Work request: Your task is to return the data below, word for word.

The records:
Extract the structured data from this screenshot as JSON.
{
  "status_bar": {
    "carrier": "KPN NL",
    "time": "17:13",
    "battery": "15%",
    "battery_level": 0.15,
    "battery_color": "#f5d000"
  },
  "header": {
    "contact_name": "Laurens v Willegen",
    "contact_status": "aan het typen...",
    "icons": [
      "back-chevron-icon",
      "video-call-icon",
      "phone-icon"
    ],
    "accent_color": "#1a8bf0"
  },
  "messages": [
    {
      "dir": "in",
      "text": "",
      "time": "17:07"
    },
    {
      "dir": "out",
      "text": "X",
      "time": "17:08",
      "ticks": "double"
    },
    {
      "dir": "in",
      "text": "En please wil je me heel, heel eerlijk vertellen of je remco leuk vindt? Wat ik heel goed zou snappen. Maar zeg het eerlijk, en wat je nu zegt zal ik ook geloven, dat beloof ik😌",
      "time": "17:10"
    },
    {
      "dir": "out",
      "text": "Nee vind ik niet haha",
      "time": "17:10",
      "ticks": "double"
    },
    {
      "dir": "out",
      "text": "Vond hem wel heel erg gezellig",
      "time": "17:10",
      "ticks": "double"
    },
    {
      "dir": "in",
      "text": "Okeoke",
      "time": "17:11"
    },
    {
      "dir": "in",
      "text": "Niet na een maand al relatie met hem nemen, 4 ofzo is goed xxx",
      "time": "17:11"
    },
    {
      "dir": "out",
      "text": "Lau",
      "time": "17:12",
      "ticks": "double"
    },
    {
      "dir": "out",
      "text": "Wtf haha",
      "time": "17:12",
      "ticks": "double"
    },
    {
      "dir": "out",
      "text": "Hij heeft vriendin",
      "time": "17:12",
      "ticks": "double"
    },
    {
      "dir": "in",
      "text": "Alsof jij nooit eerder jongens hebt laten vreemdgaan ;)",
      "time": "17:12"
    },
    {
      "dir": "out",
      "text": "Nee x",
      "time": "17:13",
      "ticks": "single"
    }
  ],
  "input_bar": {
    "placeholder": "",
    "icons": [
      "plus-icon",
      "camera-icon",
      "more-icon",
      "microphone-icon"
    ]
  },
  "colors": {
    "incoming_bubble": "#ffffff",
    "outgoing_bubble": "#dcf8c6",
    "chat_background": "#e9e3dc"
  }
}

Task answer:
Extract the structured data from this screenshot as JSON.
{
  "status_bar": {
    "carrier": "KPN NL",
    "time": "17:13",
    "battery": "15%",
    "battery_level": 0.15,
    "battery_color": "#f5d000"
  },
  "header": {
    "contact_name": "Laurens v Willegen",
    "contact_status": "aan het typen...",
    "icons": [
      "back-chevron-icon",
      "video-call-icon",
      "phone-icon"
    ],
    "accent_color": "#1a8bf0"
  },
  "messages": [
    {
      "dir": "in",
      "text": "",
      "time": "17:07"
    },
    {
      "dir": "out",
      "text": "X",
      "time": "17:08",
      "ticks": "double"
    },
    {
      "dir": "in",
      "text": "En please wil je me heel, heel eerlijk vertellen of je remco leuk vindt? Wat ik heel goed zou snappen. Maar zeg het eerlijk, en wat je nu zegt zal ik ook geloven, dat beloof ik😌",
      "time": "17:10"
    },
    {
      "dir": "out",
      "text": "Nee vind ik niet haha",
      "time": "17:10",
      "ticks": "double"
    },
    {
      "dir": "out",
      "text": "Vond hem wel heel erg gezellig",
      "time": "17:10",
      "ticks": "double"
    },
    {
      "dir": "in",
      "text": "Okeoke",
      "time": "17:11"
    },
    {
      "dir": "in",
      "text": "Niet na een maand al relatie met hem nemen, 4 ofzo is goed xxx",
      "time": "17:11"
    },
    {
      "dir": "out",
      "text": "Lau",
      "time": "17:12",
      "ticks": "double"
    },
    {
      "dir": "out",
      "text": "Wtf haha",
      "time": "17:12",
      "ticks": "double"
    },
    {
      "dir": "out",
      "text": "Hij heeft vriendin",
      "time": "17:12",
      "ticks": "double"
    },
    {
      "dir": "in",
      "text": "Alsof jij nooit eerder jongens hebt laten vreemdgaan ;)",
      "time": "17:12"
    },
    {
      "dir": "out",
      "text": "Nee x",
      "time": "17:13",
      "ticks": "single"
    }
  ],
  "input_bar": {
    "placeholder": "",
    "icons": [
      "plus-icon",
      "camera-icon",
      "more-icon",
      "microphone-icon"
    ]
  },
  "colors": {
    "incoming_bubble": "#ffffff",
    "outgoing_bubble": "#dcf8c6",
    "chat_background": "#e9e3dc"
  }
}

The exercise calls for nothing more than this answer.